There were the gay penguins at the Bremerhaven Zoo in Germany that biologists were introducing to females in an attempt to make them go straight, and there were the 20 pairs of gay penguins discovered at a zoo in Japan, and then there were Roy and Silo, two male penguins at the Central Park zoo that seemed to be deeply in love. I’ll quote again the New York Times article on them:
“Roy and Silo, two chinstrap penguins at the Central Park Zoo in Manhattan, are completely devoted to each other. For nearly six years now, they have been inseparable. They exhibit what in penguin parlance is called “ecstatic behavior”: that is, they entwine their necks, they vocalize to each other, they have sex. Silo and Roy are, to anthropomorphize a bit, gay penguins. When offered female companionship, they have adamantly refused it. And the females aren’t interested in them, either.”

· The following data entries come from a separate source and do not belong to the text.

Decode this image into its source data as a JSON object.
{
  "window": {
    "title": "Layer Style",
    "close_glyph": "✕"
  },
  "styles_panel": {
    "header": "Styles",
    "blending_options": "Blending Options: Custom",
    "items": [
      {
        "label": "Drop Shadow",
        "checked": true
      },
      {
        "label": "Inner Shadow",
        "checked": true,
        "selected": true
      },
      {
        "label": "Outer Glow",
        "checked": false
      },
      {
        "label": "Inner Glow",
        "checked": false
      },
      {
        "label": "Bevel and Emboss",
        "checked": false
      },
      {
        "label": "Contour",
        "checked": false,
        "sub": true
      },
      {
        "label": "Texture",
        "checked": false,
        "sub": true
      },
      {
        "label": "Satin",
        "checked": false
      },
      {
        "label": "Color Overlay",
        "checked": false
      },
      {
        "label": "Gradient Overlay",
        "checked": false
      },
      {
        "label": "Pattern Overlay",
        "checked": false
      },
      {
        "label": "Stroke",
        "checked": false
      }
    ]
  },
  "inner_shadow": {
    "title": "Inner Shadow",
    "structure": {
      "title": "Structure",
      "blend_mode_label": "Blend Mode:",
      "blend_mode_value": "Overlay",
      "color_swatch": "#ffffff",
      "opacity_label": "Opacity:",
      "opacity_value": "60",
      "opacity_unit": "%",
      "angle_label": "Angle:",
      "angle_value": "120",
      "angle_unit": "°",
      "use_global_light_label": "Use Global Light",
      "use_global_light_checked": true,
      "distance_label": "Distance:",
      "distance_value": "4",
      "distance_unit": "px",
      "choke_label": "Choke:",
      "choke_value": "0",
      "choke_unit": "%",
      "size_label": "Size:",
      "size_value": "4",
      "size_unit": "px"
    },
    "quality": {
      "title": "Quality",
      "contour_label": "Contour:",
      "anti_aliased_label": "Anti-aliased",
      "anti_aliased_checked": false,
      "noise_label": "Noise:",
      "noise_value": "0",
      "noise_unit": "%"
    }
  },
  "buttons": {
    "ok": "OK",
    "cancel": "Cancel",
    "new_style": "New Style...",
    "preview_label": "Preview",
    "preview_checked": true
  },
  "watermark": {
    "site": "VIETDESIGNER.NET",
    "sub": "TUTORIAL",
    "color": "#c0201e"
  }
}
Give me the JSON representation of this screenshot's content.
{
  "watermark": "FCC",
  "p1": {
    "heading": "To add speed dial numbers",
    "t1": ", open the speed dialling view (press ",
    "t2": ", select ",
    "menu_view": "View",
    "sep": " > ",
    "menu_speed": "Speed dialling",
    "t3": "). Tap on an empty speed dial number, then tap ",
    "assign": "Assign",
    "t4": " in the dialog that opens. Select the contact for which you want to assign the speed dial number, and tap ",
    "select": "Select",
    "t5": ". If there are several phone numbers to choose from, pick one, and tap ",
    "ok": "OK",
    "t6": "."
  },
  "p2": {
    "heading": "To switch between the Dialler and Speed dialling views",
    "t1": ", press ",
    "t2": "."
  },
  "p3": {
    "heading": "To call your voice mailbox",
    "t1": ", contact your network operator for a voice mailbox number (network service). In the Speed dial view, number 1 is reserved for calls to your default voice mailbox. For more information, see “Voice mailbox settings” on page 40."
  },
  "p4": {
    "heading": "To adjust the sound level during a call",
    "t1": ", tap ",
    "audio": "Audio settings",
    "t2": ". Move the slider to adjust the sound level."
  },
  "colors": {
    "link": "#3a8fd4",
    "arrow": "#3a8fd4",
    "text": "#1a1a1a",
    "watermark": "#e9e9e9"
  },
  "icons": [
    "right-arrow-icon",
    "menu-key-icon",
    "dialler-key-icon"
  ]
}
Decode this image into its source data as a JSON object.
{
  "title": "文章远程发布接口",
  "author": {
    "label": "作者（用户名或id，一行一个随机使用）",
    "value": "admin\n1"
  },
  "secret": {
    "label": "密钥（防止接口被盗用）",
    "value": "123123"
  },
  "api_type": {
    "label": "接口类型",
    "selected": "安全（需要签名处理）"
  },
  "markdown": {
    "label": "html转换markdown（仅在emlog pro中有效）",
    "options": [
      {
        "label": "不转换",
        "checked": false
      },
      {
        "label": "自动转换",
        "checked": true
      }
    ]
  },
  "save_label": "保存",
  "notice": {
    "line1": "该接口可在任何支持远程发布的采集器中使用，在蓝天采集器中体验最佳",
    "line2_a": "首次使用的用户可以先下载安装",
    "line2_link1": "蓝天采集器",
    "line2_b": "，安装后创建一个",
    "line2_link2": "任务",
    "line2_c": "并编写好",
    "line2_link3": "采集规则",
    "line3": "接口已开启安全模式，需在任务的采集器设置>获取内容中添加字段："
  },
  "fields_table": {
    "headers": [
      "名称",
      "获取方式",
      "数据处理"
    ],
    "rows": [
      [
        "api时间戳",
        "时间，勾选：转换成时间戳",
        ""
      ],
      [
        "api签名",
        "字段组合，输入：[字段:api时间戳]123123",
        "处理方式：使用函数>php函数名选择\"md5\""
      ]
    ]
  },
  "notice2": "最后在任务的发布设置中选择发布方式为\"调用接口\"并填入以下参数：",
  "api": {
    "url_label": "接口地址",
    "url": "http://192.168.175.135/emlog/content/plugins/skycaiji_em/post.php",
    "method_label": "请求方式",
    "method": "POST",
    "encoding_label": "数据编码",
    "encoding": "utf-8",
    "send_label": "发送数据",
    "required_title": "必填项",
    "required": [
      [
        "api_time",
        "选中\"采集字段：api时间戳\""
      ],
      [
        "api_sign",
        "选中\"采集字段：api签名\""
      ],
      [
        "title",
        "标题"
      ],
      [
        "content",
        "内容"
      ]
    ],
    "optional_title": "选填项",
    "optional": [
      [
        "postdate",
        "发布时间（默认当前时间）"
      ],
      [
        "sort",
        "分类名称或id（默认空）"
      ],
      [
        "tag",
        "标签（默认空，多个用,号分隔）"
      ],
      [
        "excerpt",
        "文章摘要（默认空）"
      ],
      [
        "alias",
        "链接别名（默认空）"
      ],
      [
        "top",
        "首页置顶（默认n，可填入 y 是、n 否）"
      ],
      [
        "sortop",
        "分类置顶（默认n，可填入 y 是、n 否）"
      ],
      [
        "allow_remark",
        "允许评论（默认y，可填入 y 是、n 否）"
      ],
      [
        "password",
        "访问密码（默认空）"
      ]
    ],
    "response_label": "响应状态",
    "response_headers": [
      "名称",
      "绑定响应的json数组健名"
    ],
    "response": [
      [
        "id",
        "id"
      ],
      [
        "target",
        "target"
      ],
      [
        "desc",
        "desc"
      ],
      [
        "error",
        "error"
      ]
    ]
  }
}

Well, two friends of mine, Peter Parnell and Justin Richardson, who are, in fact, a devoted couple as well, have written a children’s book about Roy and Silo called And Tango Makes Three. It tells the story of how Roy and Silo, in an attempt to raise a child of their own, try in vain to sit on a stone so it will hatch (hey, nobody said penguins had the biggest IQs). When zookeepers notice this, they give the two gay penguins an egg from another mother that has no bird to care for it. Roy and Silo then take turns sitting on the egg until (through the magic of Mother Nature) they have a chick. The story is, in fact, entirely true.
The great thing about the book is that it introduces children to the concept of homosexuality without being as in-your-face as something like Heather Has Two Mommies. It also happens to have cute-as-hell penguins in it. When I had lunch with Peter and Justin the other day Justin said that at several readings that had been held, the kids were unfazed about the fact that two daddies were raising the chick, and really just wanted to know where that egg came from!
The book is charming and part of the Simon and Schuster Books for Young Readers series (recommended for ages 4-8). It will be interesting to see whether this book generates any heat from the right. It’s definitely more upfront about gay parenting than the Postcards from Buster episode that Education Secretary Margaret Spellings had nixed from PBS. I can only imagine how the anti-gay foster parent opponents in Texas would react.